Developer Guide (API Version 2013-04-01)

Working with Records

After you create a hosted zone for your domain, such as example.com, you create records to tell the Domain Name System (DNS) how you want traffic to be routed for that domain.

For example, you might create records that cause DNS to do the following:

  • Route internet traffic for example.com to the IP address of a host in your data center.

  • Route email for that domain (ichiro@example.com) to a mail server (mail.example.com).

  • Route traffic for a subdomain called operations.tokyo.example.com to the IP address of a different host.

Each record includes the name of a domain or a subdomain, a record type (for example, a record with a type of MX routes email), and other information applicable to the record type (for MX records, the host name of one or more mail servers and a priority for each server). For information about the different record types, see DNS Domain Name Format.

The name of each record in a hosted zone must end with the name of the hosted zone. For example, the example.com hosted zone can contain records for www.example.com and accounting.tokyo.example.com subdomains, but cannot contain records for a www.example.ca subdomain.

Note

To create records for complex routing configurations, you can also use the traffic flow visual editor and save the configuration as a traffic policy. You can then associate the traffic policy with one or more domain names (such as example.com) or subdomain names (such as www.example.com), in the same hosted zone or in multiple hosted zones. In addition, you can roll back the updates if the new configuration isn't performing as you expected it to. For more information, see Using Traffic Flow to Route DNS Traffic.

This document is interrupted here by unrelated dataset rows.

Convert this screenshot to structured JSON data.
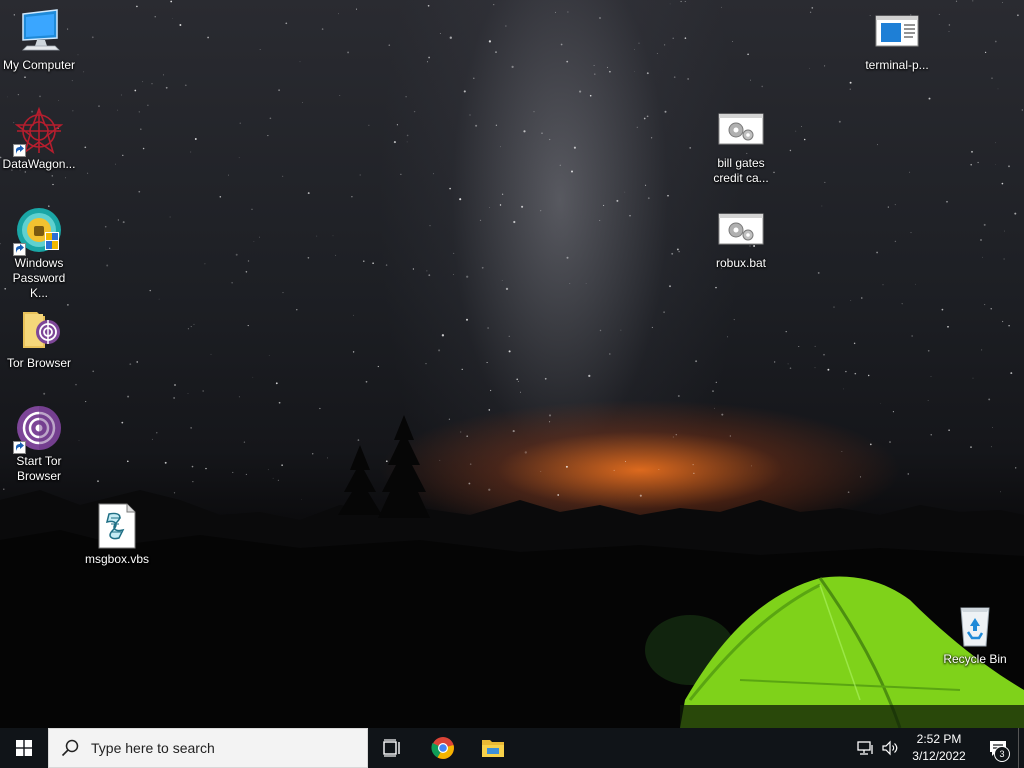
{
  "desktop": {
    "icons": [
      {
        "label": "My Computer",
        "icon": "computer-icon"
      },
      {
        "label": "DataWagon...",
        "icon": "datawagon-icon",
        "shortcut": true
      },
      {
        "label": "Windows Password K...",
        "icon": "password-key-icon",
        "shortcut": true
      },
      {
        "label": "Tor Browser",
        "icon": "tor-folder-icon"
      },
      {
        "label": "Start Tor Browser",
        "icon": "tor-onion-icon",
        "shortcut": true
      },
      {
        "label": "msgbox.vbs",
        "icon": "vbs-script-icon"
      },
      {
        "label": "terminal-p...",
        "icon": "terminal-window-icon"
      },
      {
        "label": "bill gates credit ca...",
        "icon": "batch-gears-icon"
      },
      {
        "label": "robux.bat",
        "icon": "batch-gears-icon"
      },
      {
        "label": "Recycle Bin",
        "icon": "recycle-bin-icon"
      }
    ]
  },
  "taskbar": {
    "search_placeholder": "Type here to search",
    "pinned": [
      "task-view-icon",
      "chrome-icon",
      "file-explorer-icon"
    ],
    "clock": {
      "time": "2:52 PM",
      "date": "3/12/2022"
    },
    "notification_count": "3"
  },
  "colors": {
    "taskbar_bg": "#101418",
    "tent_green": "#7fd21a",
    "horizon_glow": "#ff7a1e",
    "accent_blue": "#0078d7"
  }
}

Amazon Route 53 doesn't charge for the records that you add to a hosted zone. For information about limits on the number of records that you can create in a hosted zone, see Limits.